Tilly and the Lost Fairytales By Anna James
Publisher: Harper Collins Children’s Books
Release Date: 19th September 2019
Tilly Pages is a bookwanderer; she can travel inside books, and even talk to the characters she meets there. But Tilly’s powers are put to the test when fairytales start leaking book magic and causing havoc . . .
On a wintery visit to Paris, Tilly and her best friend Oskar bravely bookwander into the land of fairytales to find that characters are getting lost, stories are all mixed-up, and mysterious plot holes are opening without warning. Can Tilly work out who, or what is behind the chaos so everyone gets their happily-ever-after?
After reading the first instalment of Anna James’ Pages & Co series, Tilly and the Bookwanders, I knew that I would be picking up its sequel as soon as possible. As a result, I only had a wait a month until my local library informed me that it was ready to come and collect and it wasn’t long until I found myself over halfway through! Set a few months following Tilly and Oscar’s first adventure, it is now the Christmas holidays and Tilly is off to Paris with Oscar to visit his dad but before that, there is already trouble arising in the underlibrary with the previous head librarian, Amelia, being forced to step down and an election has to take place.

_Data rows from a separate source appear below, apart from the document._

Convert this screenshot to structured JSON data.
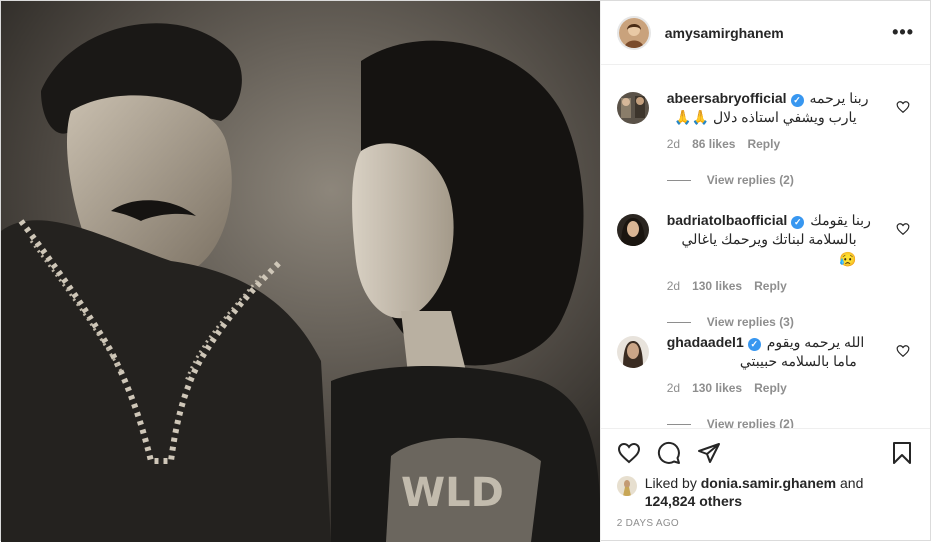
{
  "post": {
    "username": "amysamirghanem",
    "more_label": "•••",
    "photo_alt": "vintage photo"
  },
  "comments": [
    {
      "username": "abeersabryofficial",
      "text_first": "ربنا يرحمه",
      "text_second": "يارب ويشفي استاذه دلال 🙏🙏",
      "time": "2d",
      "likes": "86 likes",
      "reply": "Reply",
      "view_replies": "View replies (2)"
    },
    {
      "username": "badriatolbaofficial",
      "text_first": "ربنا يقومك",
      "text_second": "بالسلامة لبناتك ويرحمك ياغالي😥",
      "time": "2d",
      "likes": "130 likes",
      "reply": "Reply",
      "view_replies": "View replies (3)"
    },
    {
      "username": "ghadaadel1",
      "text_first": "الله يرحمه ويقوم",
      "text_second": "ماما بالسلامه حبيبتي",
      "time": "2d",
      "likes": "130 likes",
      "reply": "Reply",
      "view_replies": "View replies (2)"
    }
  ],
  "likes": {
    "prefix": "Liked by",
    "user": "donia.samir.ghanem",
    "and": "and",
    "count": "124,824 others"
  },
  "timestamp": "2 DAYS AGO",
  "icons": {
    "like": "heart-icon",
    "comment": "comment-icon",
    "share": "share-icon",
    "save": "bookmark-icon"
  },
  "colors": {
    "verified": "#3897f0",
    "muted": "#8e8e8e",
    "text": "#262626"
  }
}
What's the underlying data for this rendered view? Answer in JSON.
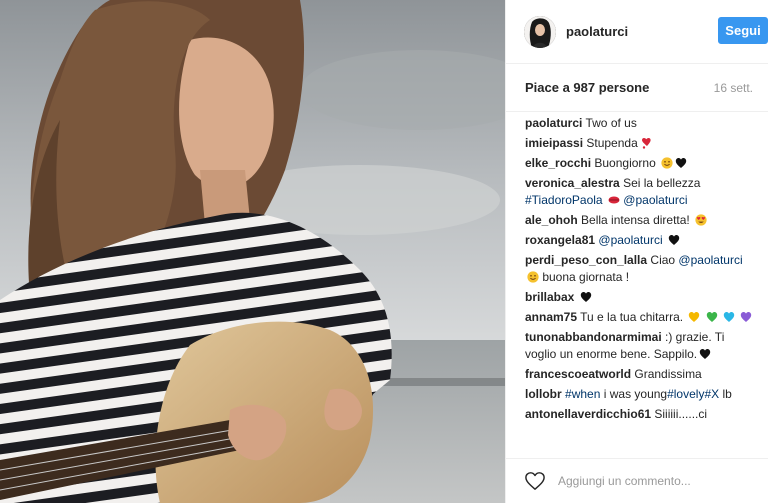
{
  "post": {
    "username": "paolaturci",
    "follow_label": "Segui",
    "likes": "Piace a 987 persone",
    "date": "16 sett."
  },
  "comments": [
    {
      "user": "paolaturci",
      "parts": [
        {
          "text": " Two of us"
        }
      ]
    },
    {
      "user": "imieipassi",
      "parts": [
        {
          "text": " Stupenda"
        },
        {
          "emoji": "heart-exclamation-icon"
        }
      ]
    },
    {
      "user": "elke_rocchi",
      "parts": [
        {
          "text": " Buongiorno "
        },
        {
          "emoji": "smiling-face-icon"
        },
        {
          "emoji": "black-heart-icon"
        }
      ]
    },
    {
      "user": "veronica_alestra",
      "parts": [
        {
          "text": " Sei la bellezza "
        },
        {
          "mention": "#TiadoroPaola"
        },
        {
          "text": " "
        },
        {
          "emoji": "kiss-mark-icon"
        },
        {
          "text": " "
        },
        {
          "mention": "@paolaturci"
        }
      ]
    },
    {
      "user": "ale_ohoh",
      "parts": [
        {
          "text": " Bella intensa diretta! "
        },
        {
          "emoji": "heart-eyes-icon"
        }
      ]
    },
    {
      "user": "roxangela81",
      "parts": [
        {
          "text": " "
        },
        {
          "mention": "@paolaturci"
        },
        {
          "text": " "
        },
        {
          "emoji": "black-heart-icon"
        }
      ]
    },
    {
      "user": "perdi_peso_con_lalla",
      "parts": [
        {
          "text": " Ciao "
        },
        {
          "mention": "@paolaturci"
        },
        {
          "text": " "
        },
        {
          "emoji": "smiling-face-icon"
        },
        {
          "text": " buona giornata !"
        }
      ]
    },
    {
      "user": "brillabax",
      "parts": [
        {
          "text": " "
        },
        {
          "emoji": "black-heart-icon"
        }
      ]
    },
    {
      "user": "annam75",
      "parts": [
        {
          "text": " Tu e la tua chitarra. "
        },
        {
          "emoji": "yellow-heart-icon"
        },
        {
          "text": " "
        },
        {
          "emoji": "green-heart-icon"
        },
        {
          "text": " "
        },
        {
          "emoji": "blue-heart-icon"
        },
        {
          "text": " "
        },
        {
          "emoji": "purple-heart-icon"
        }
      ]
    },
    {
      "user": "tunonabbandonarmimai",
      "parts": [
        {
          "text": " :) grazie. Ti voglio un enorme bene. Sappilo."
        },
        {
          "emoji": "black-heart-icon"
        }
      ]
    },
    {
      "user": "francescoeatworld",
      "parts": [
        {
          "text": " Grandissima"
        }
      ]
    },
    {
      "user": "lollobr",
      "parts": [
        {
          "text": " "
        },
        {
          "mention": "#when"
        },
        {
          "text": " i was young"
        },
        {
          "mention": "#lovely"
        },
        {
          "mention": "#X"
        },
        {
          "text": " lb"
        }
      ]
    },
    {
      "user": "antonellaverdicchio61",
      "parts": [
        {
          "text": " Siiiiii......ci"
        }
      ]
    }
  ],
  "footer": {
    "comment_placeholder": "Aggiungi un commento..."
  },
  "colors": {
    "accent": "#3897f0",
    "mention": "#003569",
    "muted": "#999999"
  },
  "emoji_colors": {
    "heart-exclamation-icon": "#d8263a",
    "black-heart-icon": "#111111",
    "smiling-face-icon": "#f5c12e",
    "kiss-mark-icon": "#d8263a",
    "heart-eyes-icon": "#f5c12e",
    "yellow-heart-icon": "#f5b800",
    "green-heart-icon": "#3bb54a",
    "blue-heart-icon": "#2ab7e6",
    "purple-heart-icon": "#8a5cd6"
  }
}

For me, I adored the idea of entering fairytales, after all, they are the one type of story that nearly everyone has read or heard and as pointed out in Tilly and the Lost Fairytales, there isn’t always a distinct origin to them. Fairytales often have many different authors and have many different variations to the same story which is why I was intrigued with how Tilly and Oscar would find them when they inevitably entered them.
Now, I don’t want to write too much as I really don’t want to spoil anything for anyone who hasn’t picked up this terrific sequel but I have to say I really loved how Anna James deals with the family relationships in this novel. Although Tilly has her Mum back, I like how Anna didn’t make an instantaneous bond between the two and act as if Bea had been there all along. I like the acknowledgement rather than the brushing over of their relationship and the emphasis that Tilly still looks to her Grandparents as they are the ones who raised her.
Overall, I have to say that Anna James has created a series for children which will capture their imagination and make them begin to wish to be bookwanderers themselves. Having the protagonist as Tilly, a child that isn’t entirely perfect, aka she acts like any other normal child would, makes reading these novels even more enjoyable. Funny, clever and incredibly witty, I enjoy how the traditional stories such as Fairytales that we all know are interwoven into the Bookwandering narrative and am eager to find out what happens next for the Pages & Co gang.
Have you read Tilly and the Lost Fairytales? What did you think? What fairytales would you like to wander into?